He’s been searching for consistency, and that’s been a concern. At times he’s lacked a true out pitch, and that’s caused some problems. He’s been an absolute disappointment this season, and even he knows it. But tonight was everything that there is to like about Hughes, and it’s the reason that the Yankees will most certainly think twice about bumping him from the rotation.
“We talked about trying to get him back to where he was last year, (and) today was pretty close,” Joe Girardi said. “… We have to talk about this. Maybe we stay at six-man rotation through another time. I don’t know what we’re going to do at this moment, but I’m happy with what I saw tonight, and I really liked it.”
For the past few days, it’s been impossible for Hughes to ignore his situation. Ivan Nova’s locker is literally five feet away from his, and yesterday he spent several minutes answering questions about an unsettled rotation and the possibility of the Yankees making a change. Tonight, it was Hughes who changed. He made his case, and the Yankees took notice.
“It really didn’t even come into my mind, everything that was going on,” he said. “It was more of a personal thing for me. I wanted to pitch well. I knew I could be better than what I had been showing, and that was basically it. I wanted to satisfy myself before everybody else, and I’m pretty satisfied with this one and hopefully it’s something that will continue.”
• Mark Teixeira has now homered from both sides of the plate in same game 12 times, more than anyone in baseball history. “There is a lot of failure in this game, there’s no doubt,” Teixeira said. “When you can put your name in the record books for something like this? Being a switch hitter is very tough, and this was a nice night for me.”
• Teixeira also became the fourth Yankee to hit 30 home runs in each of his first three seasons with the Yankees, joining Babe Ruth, Roger Maris and Alex Rodriguez. Feel free to read those three names again. Yowza.
• Back to Hughes for a bit: He was at 65 pitches when the second rain delay came. He actually walked onto the field for the bottom of the seventh, with the rain falling down and the tarp already coming on the field. He joked that he was trying to convince them to let the game continue. “I was hoping they just wouldn’t run me over with the tarp,” he said.
• The fastball wasn’t the only plus for Hughes tonight. He was also very happy with his cutter — a pitch that’s been bothering him lately — and he showed an extremely hard, tight curveball. He struck out Adam Dunn and A.J. PIerzynski with curveballs. The Pierzynski curveball was 82 mph. I double checked with Hughes just to be sure. It really was a curveball at 82.
• Hughes said coming into this game that he wanted to be more aggressive with his fastball, but he said he didn’t necessarily mean to throw nothing but fastballs in the first inning. It just kind of happened that way. “I threw a couple of fastballs in to Pierre and Vizquel, and then I was aggressive with Quentin,” he said. “That’s just the way it went.”

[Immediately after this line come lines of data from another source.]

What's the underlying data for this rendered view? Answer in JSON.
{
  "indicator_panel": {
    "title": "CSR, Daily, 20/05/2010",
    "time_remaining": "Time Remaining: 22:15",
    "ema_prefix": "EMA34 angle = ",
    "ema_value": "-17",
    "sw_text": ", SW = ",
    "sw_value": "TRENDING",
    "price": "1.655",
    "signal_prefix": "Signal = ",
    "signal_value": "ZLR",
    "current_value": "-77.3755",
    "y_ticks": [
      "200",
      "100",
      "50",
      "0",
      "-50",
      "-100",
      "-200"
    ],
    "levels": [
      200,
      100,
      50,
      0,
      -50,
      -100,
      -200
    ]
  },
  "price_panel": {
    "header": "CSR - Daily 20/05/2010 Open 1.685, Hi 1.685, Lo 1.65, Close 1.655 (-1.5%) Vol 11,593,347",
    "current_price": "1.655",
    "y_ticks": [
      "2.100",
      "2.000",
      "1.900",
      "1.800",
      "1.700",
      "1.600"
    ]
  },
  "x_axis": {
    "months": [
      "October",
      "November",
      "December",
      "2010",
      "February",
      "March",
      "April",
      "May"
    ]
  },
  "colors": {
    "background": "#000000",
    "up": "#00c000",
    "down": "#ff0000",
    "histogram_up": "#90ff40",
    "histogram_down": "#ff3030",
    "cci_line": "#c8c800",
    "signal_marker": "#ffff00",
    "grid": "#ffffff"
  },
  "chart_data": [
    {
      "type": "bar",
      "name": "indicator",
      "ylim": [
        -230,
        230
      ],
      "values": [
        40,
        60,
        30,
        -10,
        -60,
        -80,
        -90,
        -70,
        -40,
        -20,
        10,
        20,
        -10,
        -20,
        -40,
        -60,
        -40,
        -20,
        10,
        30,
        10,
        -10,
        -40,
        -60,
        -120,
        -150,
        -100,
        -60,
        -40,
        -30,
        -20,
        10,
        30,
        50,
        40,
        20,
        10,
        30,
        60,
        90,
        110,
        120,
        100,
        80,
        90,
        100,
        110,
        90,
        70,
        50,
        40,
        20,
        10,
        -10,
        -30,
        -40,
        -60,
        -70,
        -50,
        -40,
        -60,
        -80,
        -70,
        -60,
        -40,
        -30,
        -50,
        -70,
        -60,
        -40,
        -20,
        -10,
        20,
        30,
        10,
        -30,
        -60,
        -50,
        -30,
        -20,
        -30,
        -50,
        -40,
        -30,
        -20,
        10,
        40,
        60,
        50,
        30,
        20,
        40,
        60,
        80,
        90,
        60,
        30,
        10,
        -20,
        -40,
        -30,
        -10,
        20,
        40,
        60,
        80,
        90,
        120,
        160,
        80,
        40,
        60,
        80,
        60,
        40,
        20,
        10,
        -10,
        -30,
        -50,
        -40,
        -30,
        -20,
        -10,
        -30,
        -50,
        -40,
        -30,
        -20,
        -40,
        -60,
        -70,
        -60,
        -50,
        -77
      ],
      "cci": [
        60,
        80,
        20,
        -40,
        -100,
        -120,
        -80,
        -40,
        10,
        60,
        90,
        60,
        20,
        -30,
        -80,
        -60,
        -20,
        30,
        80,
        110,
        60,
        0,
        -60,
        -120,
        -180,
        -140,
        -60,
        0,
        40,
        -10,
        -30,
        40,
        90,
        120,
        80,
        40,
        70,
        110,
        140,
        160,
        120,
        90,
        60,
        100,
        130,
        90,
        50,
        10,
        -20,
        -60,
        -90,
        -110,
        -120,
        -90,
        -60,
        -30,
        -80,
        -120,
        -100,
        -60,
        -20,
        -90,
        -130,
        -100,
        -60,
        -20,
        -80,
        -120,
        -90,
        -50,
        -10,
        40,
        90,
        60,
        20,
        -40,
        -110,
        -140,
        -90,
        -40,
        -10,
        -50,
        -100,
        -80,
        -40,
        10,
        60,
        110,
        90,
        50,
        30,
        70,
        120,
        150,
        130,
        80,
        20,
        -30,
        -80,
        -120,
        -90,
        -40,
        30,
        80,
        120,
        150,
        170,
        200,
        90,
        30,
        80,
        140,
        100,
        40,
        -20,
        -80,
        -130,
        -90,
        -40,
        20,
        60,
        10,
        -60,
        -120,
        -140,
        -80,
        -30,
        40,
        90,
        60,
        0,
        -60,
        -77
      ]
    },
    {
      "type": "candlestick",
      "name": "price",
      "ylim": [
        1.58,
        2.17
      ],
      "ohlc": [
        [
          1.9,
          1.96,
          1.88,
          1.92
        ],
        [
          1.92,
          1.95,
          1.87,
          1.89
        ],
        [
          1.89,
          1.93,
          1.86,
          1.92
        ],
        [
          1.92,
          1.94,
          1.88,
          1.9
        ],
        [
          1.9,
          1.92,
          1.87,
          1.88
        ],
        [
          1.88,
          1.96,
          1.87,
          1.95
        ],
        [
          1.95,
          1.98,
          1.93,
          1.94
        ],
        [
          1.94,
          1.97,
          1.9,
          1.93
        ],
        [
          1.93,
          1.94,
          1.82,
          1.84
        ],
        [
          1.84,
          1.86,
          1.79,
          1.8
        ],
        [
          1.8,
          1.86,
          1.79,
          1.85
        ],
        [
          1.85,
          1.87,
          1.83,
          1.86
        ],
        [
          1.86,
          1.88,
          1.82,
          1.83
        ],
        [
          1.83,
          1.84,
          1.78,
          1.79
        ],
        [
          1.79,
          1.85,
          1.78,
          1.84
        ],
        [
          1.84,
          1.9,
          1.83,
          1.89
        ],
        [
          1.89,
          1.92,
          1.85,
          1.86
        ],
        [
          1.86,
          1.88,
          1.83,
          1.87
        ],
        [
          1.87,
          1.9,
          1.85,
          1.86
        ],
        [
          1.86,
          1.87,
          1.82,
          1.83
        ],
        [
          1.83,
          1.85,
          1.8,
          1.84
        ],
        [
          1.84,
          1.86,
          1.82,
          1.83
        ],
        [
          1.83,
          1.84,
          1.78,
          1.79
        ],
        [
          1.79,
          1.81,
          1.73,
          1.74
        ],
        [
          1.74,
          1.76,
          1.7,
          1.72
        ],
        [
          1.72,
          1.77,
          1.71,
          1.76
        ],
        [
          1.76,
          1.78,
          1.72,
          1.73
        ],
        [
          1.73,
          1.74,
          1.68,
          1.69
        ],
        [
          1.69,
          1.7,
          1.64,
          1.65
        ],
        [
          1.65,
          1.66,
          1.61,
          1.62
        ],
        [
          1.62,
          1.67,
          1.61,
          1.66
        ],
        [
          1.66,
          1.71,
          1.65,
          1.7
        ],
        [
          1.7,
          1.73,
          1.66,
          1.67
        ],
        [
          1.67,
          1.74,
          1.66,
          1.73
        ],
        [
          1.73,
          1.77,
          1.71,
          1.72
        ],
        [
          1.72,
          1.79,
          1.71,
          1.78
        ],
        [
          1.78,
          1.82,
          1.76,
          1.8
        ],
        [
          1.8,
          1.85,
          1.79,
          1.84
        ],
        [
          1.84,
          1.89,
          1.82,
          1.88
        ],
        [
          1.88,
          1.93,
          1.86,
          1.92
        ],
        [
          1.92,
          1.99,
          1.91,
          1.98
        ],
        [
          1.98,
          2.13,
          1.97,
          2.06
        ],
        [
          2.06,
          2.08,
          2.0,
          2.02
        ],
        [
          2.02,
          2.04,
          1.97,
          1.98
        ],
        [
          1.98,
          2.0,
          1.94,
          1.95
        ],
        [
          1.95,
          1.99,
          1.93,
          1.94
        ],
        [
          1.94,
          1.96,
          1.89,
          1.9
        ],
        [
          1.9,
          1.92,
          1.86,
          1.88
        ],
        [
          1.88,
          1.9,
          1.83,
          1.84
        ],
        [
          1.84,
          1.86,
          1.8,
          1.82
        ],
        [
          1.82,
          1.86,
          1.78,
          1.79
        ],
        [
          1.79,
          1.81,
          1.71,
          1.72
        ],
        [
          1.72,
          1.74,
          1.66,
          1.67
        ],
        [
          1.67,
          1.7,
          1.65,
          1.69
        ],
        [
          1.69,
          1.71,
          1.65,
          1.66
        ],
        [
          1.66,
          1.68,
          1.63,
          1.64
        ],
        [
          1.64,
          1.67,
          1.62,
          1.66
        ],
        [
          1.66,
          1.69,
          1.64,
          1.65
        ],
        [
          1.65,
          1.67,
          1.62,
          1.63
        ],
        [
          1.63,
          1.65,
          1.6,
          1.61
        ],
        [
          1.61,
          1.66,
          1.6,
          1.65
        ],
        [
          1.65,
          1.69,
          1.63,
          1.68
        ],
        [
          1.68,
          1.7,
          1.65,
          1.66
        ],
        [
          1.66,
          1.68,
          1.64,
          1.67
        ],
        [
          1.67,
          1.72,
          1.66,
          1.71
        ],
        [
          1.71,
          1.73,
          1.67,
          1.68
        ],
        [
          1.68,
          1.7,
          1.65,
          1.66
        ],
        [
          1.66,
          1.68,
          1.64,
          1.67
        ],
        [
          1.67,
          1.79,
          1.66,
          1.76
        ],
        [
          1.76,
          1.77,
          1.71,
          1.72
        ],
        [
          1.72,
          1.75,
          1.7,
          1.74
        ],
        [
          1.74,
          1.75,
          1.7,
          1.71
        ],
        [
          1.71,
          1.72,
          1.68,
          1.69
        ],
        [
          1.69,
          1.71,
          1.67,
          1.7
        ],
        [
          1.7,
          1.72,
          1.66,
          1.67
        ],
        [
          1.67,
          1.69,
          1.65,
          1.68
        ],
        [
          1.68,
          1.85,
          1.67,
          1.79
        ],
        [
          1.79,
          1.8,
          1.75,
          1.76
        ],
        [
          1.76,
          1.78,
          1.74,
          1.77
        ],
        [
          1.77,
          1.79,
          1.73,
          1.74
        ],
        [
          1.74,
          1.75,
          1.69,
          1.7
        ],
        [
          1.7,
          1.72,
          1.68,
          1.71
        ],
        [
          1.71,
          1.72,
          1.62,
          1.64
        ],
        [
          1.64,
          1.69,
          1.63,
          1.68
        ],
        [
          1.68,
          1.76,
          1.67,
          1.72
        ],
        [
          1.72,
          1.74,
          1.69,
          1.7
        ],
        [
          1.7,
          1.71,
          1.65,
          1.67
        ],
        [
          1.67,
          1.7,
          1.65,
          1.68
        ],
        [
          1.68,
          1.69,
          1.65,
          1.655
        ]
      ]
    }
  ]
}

• As much as the velocity obviously stands out — Hughes still hit 94 in the fourth inning — Hughes immediately answered “location of my fastball” when asked what made the biggest difference tonight. It always comes down to command, doesn’t it?
• One last Hughes note on velocity: “I’ve always been a guy where I let it all go,” he said. “Whenever it starts to decline, it declines. I felt like ti was still good enough later on. I wasn’t really checking the scoreboard, but I was just trying to execute pitches and I got a lot of early outs in those middle innings.”
• The Yankees did score six runs in seven innings tonight, so the offense wasn’t exactly slumping. They’ve won five straight and nine of their past 12, and they’re 24-9 against left-handed starters this season.
• Russell Martin homered for the first time since June 29. This was his first road home run since April 23 in Baltimore.
• Other than Teixeira, who had three hits, the only other Yankee with multiple hits was Derek Jeter who singled and doubled in his first two at-bats. Brett Gardner was the only Yankees starter without a hit.
• Even though it was a rain-shortened game, all stats count, even the ones from the top of the seventh inning. The game was delayed 45 minutes at the start, then delayed another 57 minutes before it was called.
• A final word from Hughes: “If I could have picked a way that I wanted to pitch, this would be it.”
Associated Press photos